▶ _TASK TO COMPLETE_
Your response should be the complete listing, copied exactly.

### EXERCISE DATA

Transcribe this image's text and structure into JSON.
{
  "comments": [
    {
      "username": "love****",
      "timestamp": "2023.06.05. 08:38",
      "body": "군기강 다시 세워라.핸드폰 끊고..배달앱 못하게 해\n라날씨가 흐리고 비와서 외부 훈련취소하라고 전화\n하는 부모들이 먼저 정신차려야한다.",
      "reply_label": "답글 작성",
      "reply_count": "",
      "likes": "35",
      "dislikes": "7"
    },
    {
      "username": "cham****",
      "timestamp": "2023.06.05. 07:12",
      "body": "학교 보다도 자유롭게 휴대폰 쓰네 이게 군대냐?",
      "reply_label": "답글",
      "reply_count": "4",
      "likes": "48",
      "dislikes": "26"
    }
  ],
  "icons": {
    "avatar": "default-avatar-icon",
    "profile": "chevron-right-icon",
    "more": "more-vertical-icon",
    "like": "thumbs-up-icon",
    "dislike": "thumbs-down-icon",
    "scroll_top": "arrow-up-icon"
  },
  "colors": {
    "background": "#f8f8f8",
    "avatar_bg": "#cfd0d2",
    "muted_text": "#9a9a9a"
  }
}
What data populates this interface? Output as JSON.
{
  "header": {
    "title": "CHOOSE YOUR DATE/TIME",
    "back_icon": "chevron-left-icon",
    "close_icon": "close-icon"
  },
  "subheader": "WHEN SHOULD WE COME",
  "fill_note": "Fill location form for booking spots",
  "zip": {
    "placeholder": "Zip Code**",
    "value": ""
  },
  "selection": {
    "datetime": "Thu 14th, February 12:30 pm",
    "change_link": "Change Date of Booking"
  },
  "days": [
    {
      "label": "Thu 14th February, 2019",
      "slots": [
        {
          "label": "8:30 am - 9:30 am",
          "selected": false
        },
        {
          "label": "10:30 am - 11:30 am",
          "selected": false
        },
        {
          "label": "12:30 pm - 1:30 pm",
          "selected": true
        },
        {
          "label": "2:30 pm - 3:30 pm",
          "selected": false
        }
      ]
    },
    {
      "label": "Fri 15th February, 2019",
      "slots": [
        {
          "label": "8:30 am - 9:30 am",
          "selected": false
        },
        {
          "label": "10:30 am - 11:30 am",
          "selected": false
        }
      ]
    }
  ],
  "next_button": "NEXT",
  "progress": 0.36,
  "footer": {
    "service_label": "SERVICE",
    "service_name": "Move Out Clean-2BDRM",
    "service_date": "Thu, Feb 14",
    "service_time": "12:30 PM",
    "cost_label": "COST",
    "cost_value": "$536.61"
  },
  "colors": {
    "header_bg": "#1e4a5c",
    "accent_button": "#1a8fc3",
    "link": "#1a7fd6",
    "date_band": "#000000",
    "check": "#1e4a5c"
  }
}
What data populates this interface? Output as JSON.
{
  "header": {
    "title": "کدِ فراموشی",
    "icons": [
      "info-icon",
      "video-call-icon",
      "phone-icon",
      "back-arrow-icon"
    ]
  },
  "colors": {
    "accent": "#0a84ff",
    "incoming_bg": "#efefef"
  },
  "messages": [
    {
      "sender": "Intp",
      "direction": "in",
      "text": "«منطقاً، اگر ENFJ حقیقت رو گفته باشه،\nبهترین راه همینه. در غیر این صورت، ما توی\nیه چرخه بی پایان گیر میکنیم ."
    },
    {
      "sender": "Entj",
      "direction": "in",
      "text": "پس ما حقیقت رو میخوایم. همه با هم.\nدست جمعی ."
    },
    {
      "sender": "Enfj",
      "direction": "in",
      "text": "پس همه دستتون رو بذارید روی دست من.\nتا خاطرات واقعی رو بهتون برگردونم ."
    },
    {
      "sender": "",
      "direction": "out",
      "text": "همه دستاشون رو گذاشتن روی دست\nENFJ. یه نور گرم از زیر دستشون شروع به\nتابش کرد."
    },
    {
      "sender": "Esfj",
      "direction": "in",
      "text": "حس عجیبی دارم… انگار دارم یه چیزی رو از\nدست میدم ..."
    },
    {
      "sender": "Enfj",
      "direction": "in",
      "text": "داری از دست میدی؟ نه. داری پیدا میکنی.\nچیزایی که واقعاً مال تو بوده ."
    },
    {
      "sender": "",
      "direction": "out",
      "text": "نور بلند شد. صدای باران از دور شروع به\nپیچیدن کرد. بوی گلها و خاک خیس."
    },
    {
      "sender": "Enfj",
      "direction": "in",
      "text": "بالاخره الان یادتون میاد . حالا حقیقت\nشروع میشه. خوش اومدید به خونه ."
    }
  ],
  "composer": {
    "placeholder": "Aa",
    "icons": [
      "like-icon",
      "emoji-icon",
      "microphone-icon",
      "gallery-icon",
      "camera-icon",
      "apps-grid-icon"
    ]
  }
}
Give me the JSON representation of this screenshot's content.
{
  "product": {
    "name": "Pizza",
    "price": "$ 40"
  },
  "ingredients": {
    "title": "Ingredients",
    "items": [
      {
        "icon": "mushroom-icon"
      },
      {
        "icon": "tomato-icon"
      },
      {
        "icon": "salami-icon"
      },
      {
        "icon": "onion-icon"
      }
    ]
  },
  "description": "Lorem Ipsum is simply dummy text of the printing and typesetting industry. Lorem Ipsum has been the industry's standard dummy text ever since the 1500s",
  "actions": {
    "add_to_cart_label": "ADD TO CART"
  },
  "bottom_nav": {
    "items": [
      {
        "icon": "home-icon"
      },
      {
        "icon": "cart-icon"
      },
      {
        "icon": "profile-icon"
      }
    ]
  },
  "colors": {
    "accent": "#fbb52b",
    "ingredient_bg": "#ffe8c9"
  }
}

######

▶ _OUTPUT_
Transcribe this image's text and structure into JSON.
{
  "comments": [
    {
      "username": "love****",
      "timestamp": "2023.06.05. 08:38",
      "body": "군기강 다시 세워라.핸드폰 끊고..배달앱 못하게 해\n라날씨가 흐리고 비와서 외부 훈련취소하라고 전화\n하는 부모들이 먼저 정신차려야한다.",
      "reply_label": "답글 작성",
      "reply_count": "",
      "likes": "35",
      "dislikes": "7"
    },
    {
      "username": "cham****",
      "timestamp": "2023.06.05. 07:12",
      "body": "학교 보다도 자유롭게 휴대폰 쓰네 이게 군대냐?",
      "reply_label": "답글",
      "reply_count": "4",
      "likes": "48",
      "dislikes": "26"
    }
  ],
  "icons": {
    "avatar": "default-avatar-icon",
    "profile": "chevron-right-icon",
    "more": "more-vertical-icon",
    "like": "thumbs-up-icon",
    "dislike": "thumbs-down-icon",
    "scroll_top": "arrow-up-icon"
  },
  "colors": {
    "background": "#f8f8f8",
    "avatar_bg": "#cfd0d2",
    "muted_text": "#9a9a9a"
  }
}
What data populates this interface? Output as JSON.
{
  "header": {
    "title": "CHOOSE YOUR DATE/TIME",
    "back_icon": "chevron-left-icon",
    "close_icon": "close-icon"
  },
  "subheader": "WHEN SHOULD WE COME",
  "fill_note": "Fill location form for booking spots",
  "zip": {
    "placeholder": "Zip Code**",
    "value": ""
  },
  "selection": {
    "datetime": "Thu 14th, February 12:30 pm",
    "change_link": "Change Date of Booking"
  },
  "days": [
    {
      "label": "Thu 14th February, 2019",
      "slots": [
        {
          "label": "8:30 am - 9:30 am",
          "selected": false
        },
        {
          "label": "10:30 am - 11:30 am",
          "selected": false
        },
        {
          "label": "12:30 pm - 1:30 pm",
          "selected": true
        },
        {
          "label": "2:30 pm - 3:30 pm",
          "selected": false
        }
      ]
    },
    {
      "label": "Fri 15th February, 2019",
      "slots": [
        {
          "label": "8:30 am - 9:30 am",
          "selected": false
        },
        {
          "label": "10:30 am - 11:30 am",
          "selected": false
        }
      ]
    }
  ],
  "next_button": "NEXT",
  "progress": 0.36,
  "footer": {
    "service_label": "SERVICE",
    "service_name": "Move Out Clean-2BDRM",
    "service_date": "Thu, Feb 14",
    "service_time": "12:30 PM",
    "cost_label": "COST",
    "cost_value": "$536.61"
  },
  "colors": {
    "header_bg": "#1e4a5c",
    "accent_button": "#1a8fc3",
    "link": "#1a7fd6",
    "date_band": "#000000",
    "check": "#1e4a5c"
  }
}
What data populates this interface? Output as JSON.
{
  "header": {
    "title": "کدِ فراموشی",
    "icons": [
      "info-icon",
      "video-call-icon",
      "phone-icon",
      "back-arrow-icon"
    ]
  },
  "colors": {
    "accent": "#0a84ff",
    "incoming_bg": "#efefef"
  },
  "messages": [
    {
      "sender": "Intp",
      "direction": "in",
      "text": "«منطقاً، اگر ENFJ حقیقت رو گفته باشه،\nبهترین راه همینه. در غیر این صورت، ما توی\nیه چرخه بی پایان گیر میکنیم ."
    },
    {
      "sender": "Entj",
      "direction": "in",
      "text": "پس ما حقیقت رو میخوایم. همه با هم.\nدست جمعی ."
    },
    {
      "sender": "Enfj",
      "direction": "in",
      "text": "پس همه دستتون رو بذارید روی دست من.\nتا خاطرات واقعی رو بهتون برگردونم ."
    },
    {
      "sender": "",
      "direction": "out",
      "text": "همه دستاشون رو گذاشتن روی دست\nENFJ. یه نور گرم از زیر دستشون شروع به\nتابش کرد."
    },
    {
      "sender": "Esfj",
      "direction": "in",
      "text": "حس عجیبی دارم… انگار دارم یه چیزی رو از\nدست میدم ..."
    },
    {
      "sender": "Enfj",
      "direction": "in",
      "text": "داری از دست میدی؟ نه. داری پیدا میکنی.\nچیزایی که واقعاً مال تو بوده ."
    },
    {
      "sender": "",
      "direction": "out",
      "text": "نور بلند شد. صدای باران از دور شروع به\nپیچیدن کرد. بوی گلها و خاک خیس."
    },
    {
      "sender": "Enfj",
      "direction": "in",
      "text": "بالاخره الان یادتون میاد . حالا حقیقت\nشروع میشه. خوش اومدید به خونه ."
    }
  ],
  "composer": {
    "placeholder": "Aa",
    "icons": [
      "like-icon",
      "emoji-icon",
      "microphone-icon",
      "gallery-icon",
      "camera-icon",
      "apps-grid-icon"
    ]
  }
}
Give me the JSON representation of this screenshot's content.
{
  "product": {
    "name": "Pizza",
    "price": "$ 40"
  },
  "ingredients": {
    "title": "Ingredients",
    "items": [
      {
        "icon": "mushroom-icon"
      },
      {
        "icon": "tomato-icon"
      },
      {
        "icon": "salami-icon"
      },
      {
        "icon": "onion-icon"
      }
    ]
  },
  "description": "Lorem Ipsum is simply dummy text of the printing and typesetting industry. Lorem Ipsum has been the industry's standard dummy text ever since the 1500s",
  "actions": {
    "add_to_cart_label": "ADD TO CART"
  },
  "bottom_nav": {
    "items": [
      {
        "icon": "home-icon"
      },
      {
        "icon": "cart-icon"
      },
      {
        "icon": "profile-icon"
      }
    ]
  },
  "colors": {
    "accent": "#fbb52b",
    "ingredient_bg": "#ffe8c9"
  }
}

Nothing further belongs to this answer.